#### EXTRACTED RECORDS ####

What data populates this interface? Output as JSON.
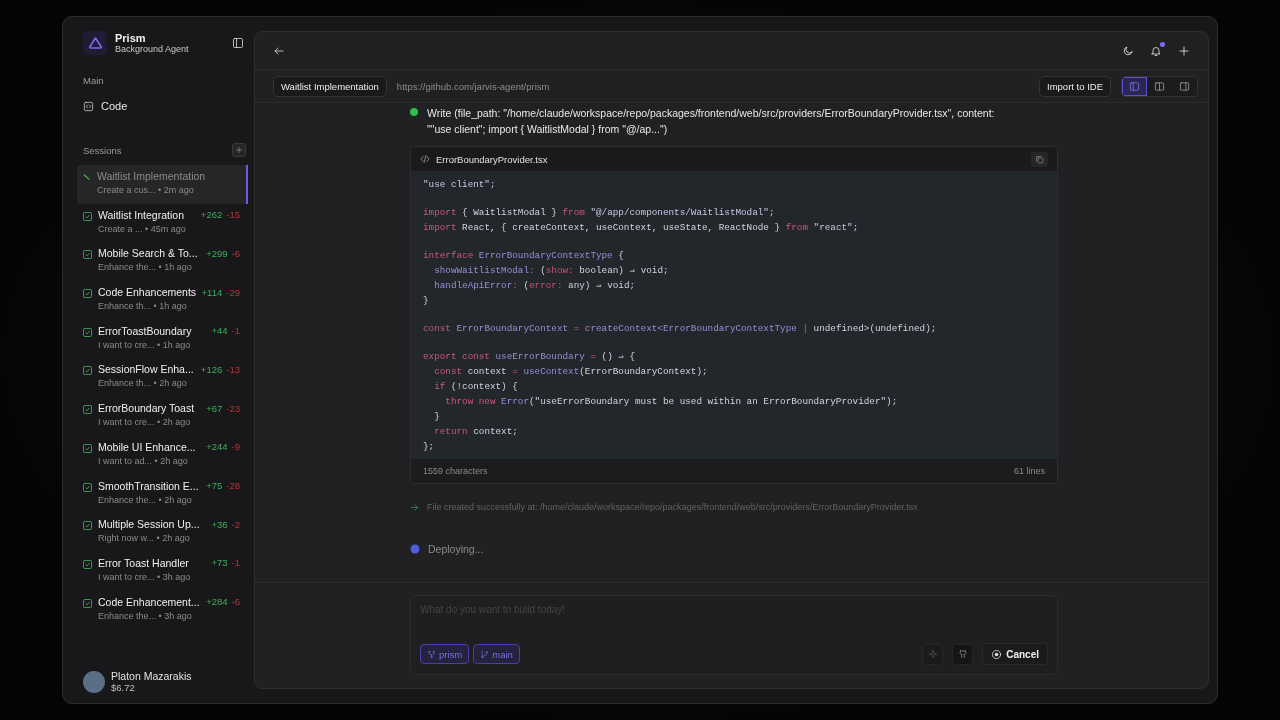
{
  "sidebar": {
    "app_name": "Prism",
    "app_subtitle": "Background Agent",
    "main_label": "Main",
    "nav_items": [
      {
        "label": "Code",
        "selected": false
      }
    ],
    "sessions_label": "Sessions",
    "sessions": [
      {
        "title": "Waitlist Implementation",
        "meta": "Create a cus... • 2m ago",
        "kind": "running",
        "selected": true
      },
      {
        "title": "Waitlist Integration",
        "meta": "Create a ... • 45m ago",
        "added": "+262",
        "removed": "-15",
        "kind": "done",
        "selected": false
      },
      {
        "title": "Mobile Search & To...",
        "meta": "Enhance the... • 1h ago",
        "added": "+299",
        "removed": "-6",
        "kind": "done",
        "selected": false
      },
      {
        "title": "Code Enhancements",
        "meta": "Enhance th... • 1h ago",
        "added": "+114",
        "removed": "-29",
        "kind": "done",
        "selected": false
      },
      {
        "title": "ErrorToastBoundary",
        "meta": "I want to cre... • 1h ago",
        "added": "+44",
        "removed": "-1",
        "kind": "done",
        "selected": false
      },
      {
        "title": "SessionFlow Enha...",
        "meta": "Enhance th... • 2h ago",
        "added": "+126",
        "removed": "-13",
        "kind": "done",
        "selected": false
      },
      {
        "title": "ErrorBoundary Toast",
        "meta": "I want to cre... • 2h ago",
        "added": "+67",
        "removed": "-23",
        "kind": "done",
        "selected": false
      },
      {
        "title": "Mobile UI Enhance...",
        "meta": "I want to ad... • 2h ago",
        "added": "+244",
        "removed": "-9",
        "kind": "done",
        "selected": false
      },
      {
        "title": "SmoothTransition E...",
        "meta": "Enhance the... • 2h ago",
        "added": "+75",
        "removed": "-28",
        "kind": "done",
        "selected": false
      },
      {
        "title": "Multiple Session Up...",
        "meta": "Right now w... • 2h ago",
        "added": "+36",
        "removed": "-2",
        "kind": "done",
        "selected": false
      },
      {
        "title": "Error Toast Handler",
        "meta": "I want to cre... • 3h ago",
        "added": "+73",
        "removed": "-1",
        "kind": "done",
        "selected": false
      },
      {
        "title": "Code Enhancement...",
        "meta": "Enhance the... • 3h ago",
        "added": "+284",
        "removed": "-6",
        "kind": "done",
        "selected": false
      }
    ],
    "user": {
      "name": "Platon Mazarakis",
      "balance": "$6.72"
    }
  },
  "header": {
    "notifications_unread": true
  },
  "tab_bar": {
    "session_tab": "Waitlist Implementation",
    "repo_url": "https://github.com/jarvis-agent/prism",
    "import_button": "Import to IDE",
    "layout_modes": [
      {
        "selected": true
      },
      {
        "selected": false
      },
      {
        "selected": false
      }
    ]
  },
  "messages": [
    {
      "kind": "tool_call",
      "succeeded": true,
      "text": "Write (file_path: \"/home/claude/workspace/repo/packages/frontend/web/src/providers/ErrorBoundaryProvider.tsx\", content: \"\"use client\"; import { WaitlistModal } from \"@/ap...\")"
    },
    {
      "kind": "code_file",
      "filename": "ErrorBoundaryProvider.tsx",
      "characters": "1559 characters",
      "lines_count": "61 lines",
      "code": [
        {
          "kind": "code",
          "tokens": [
            {
              "kind": "string",
              "text": "\"use client\";"
            }
          ]
        },
        {
          "kind": "blank"
        },
        {
          "kind": "code",
          "tokens": [
            {
              "kind": "keyword",
              "text": "import"
            },
            {
              "kind": "plain",
              "text": " { WaitlistModal } "
            },
            {
              "kind": "keyword",
              "text": "from"
            },
            {
              "kind": "string",
              "text": " \"@/app/components/WaitlistModal\""
            },
            {
              "kind": "plain",
              "text": ";"
            }
          ]
        },
        {
          "kind": "code",
          "tokens": [
            {
              "kind": "keyword",
              "text": "import"
            },
            {
              "kind": "plain",
              "text": " React, { createContext, useContext, useState, ReactNode } "
            },
            {
              "kind": "keyword",
              "text": "from"
            },
            {
              "kind": "string",
              "text": " \"react\""
            },
            {
              "kind": "plain",
              "text": ";"
            }
          ]
        },
        {
          "kind": "blank"
        },
        {
          "kind": "code",
          "tokens": [
            {
              "kind": "keyword",
              "text": "interface"
            },
            {
              "kind": "type",
              "text": " ErrorBoundaryContextType"
            },
            {
              "kind": "plain",
              "text": " {"
            }
          ]
        },
        {
          "kind": "code",
          "tokens": [
            {
              "kind": "type",
              "text": "  showWaitlistModal"
            },
            {
              "kind": "keyword",
              "text": ":"
            },
            {
              "kind": "plain",
              "text": " ("
            },
            {
              "kind": "param",
              "text": "show"
            },
            {
              "kind": "keyword",
              "text": ":"
            },
            {
              "kind": "plain",
              "text": " boolean) ⇒ void;"
            }
          ]
        },
        {
          "kind": "code",
          "tokens": [
            {
              "kind": "type",
              "text": "  handleApiError"
            },
            {
              "kind": "keyword",
              "text": ":"
            },
            {
              "kind": "plain",
              "text": " ("
            },
            {
              "kind": "param",
              "text": "error"
            },
            {
              "kind": "keyword",
              "text": ":"
            },
            {
              "kind": "plain",
              "text": " any) ⇒ void;"
            }
          ]
        },
        {
          "kind": "code",
          "tokens": [
            {
              "kind": "plain",
              "text": "}"
            }
          ]
        },
        {
          "kind": "blank"
        },
        {
          "kind": "code",
          "tokens": [
            {
              "kind": "keyword",
              "text": "const"
            },
            {
              "kind": "type",
              "text": " ErrorBoundaryContext"
            },
            {
              "kind": "keyword",
              "text": " ="
            },
            {
              "kind": "type",
              "text": " createContext<ErrorBoundaryContextType"
            },
            {
              "kind": "keyword",
              "text": " |"
            },
            {
              "kind": "plain",
              "text": " undefined>(undefined);"
            }
          ]
        },
        {
          "kind": "blank"
        },
        {
          "kind": "code",
          "tokens": [
            {
              "kind": "keyword",
              "text": "export const"
            },
            {
              "kind": "type",
              "text": " useErrorBoundary"
            },
            {
              "kind": "keyword",
              "text": " ="
            },
            {
              "kind": "plain",
              "text": " () ⇒ {"
            }
          ]
        },
        {
          "kind": "code",
          "tokens": [
            {
              "kind": "keyword",
              "text": "  const"
            },
            {
              "kind": "plain",
              "text": " context "
            },
            {
              "kind": "keyword",
              "text": "="
            },
            {
              "kind": "type",
              "text": " useContext"
            },
            {
              "kind": "plain",
              "text": "(ErrorBoundaryContext);"
            }
          ]
        },
        {
          "kind": "code",
          "tokens": [
            {
              "kind": "keyword",
              "text": "  if"
            },
            {
              "kind": "plain",
              "text": " (!context) {"
            }
          ]
        },
        {
          "kind": "code",
          "tokens": [
            {
              "kind": "keyword",
              "text": "    throw new"
            },
            {
              "kind": "type",
              "text": " Error"
            },
            {
              "kind": "plain",
              "text": "(\"useErrorBoundary must be used within an ErrorBoundaryProvider\");"
            }
          ]
        },
        {
          "kind": "code",
          "tokens": [
            {
              "kind": "plain",
              "text": "  }"
            }
          ]
        },
        {
          "kind": "code",
          "tokens": [
            {
              "kind": "keyword",
              "text": "  return"
            },
            {
              "kind": "plain",
              "text": " context;"
            }
          ]
        },
        {
          "kind": "code",
          "tokens": [
            {
              "kind": "plain",
              "text": "};"
            }
          ]
        }
      ]
    },
    {
      "kind": "result",
      "text": "File created successfully at: /home/claude/workspace/repo/packages/frontend/web/src/providers/ErrorBoundaryProvider.tsx"
    },
    {
      "kind": "progress",
      "text": "Deploying..."
    }
  ],
  "composer": {
    "placeholder": "What do you want to build today!",
    "chips": [
      {
        "kind": "repo",
        "label": "prism"
      },
      {
        "kind": "branch",
        "label": "main"
      }
    ],
    "cancel_button": "Cancel"
  }
}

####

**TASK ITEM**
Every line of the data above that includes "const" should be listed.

**RESPONSE TO THE TASK**
              "text": "const"
              "text": "export const"
              "text": "  const"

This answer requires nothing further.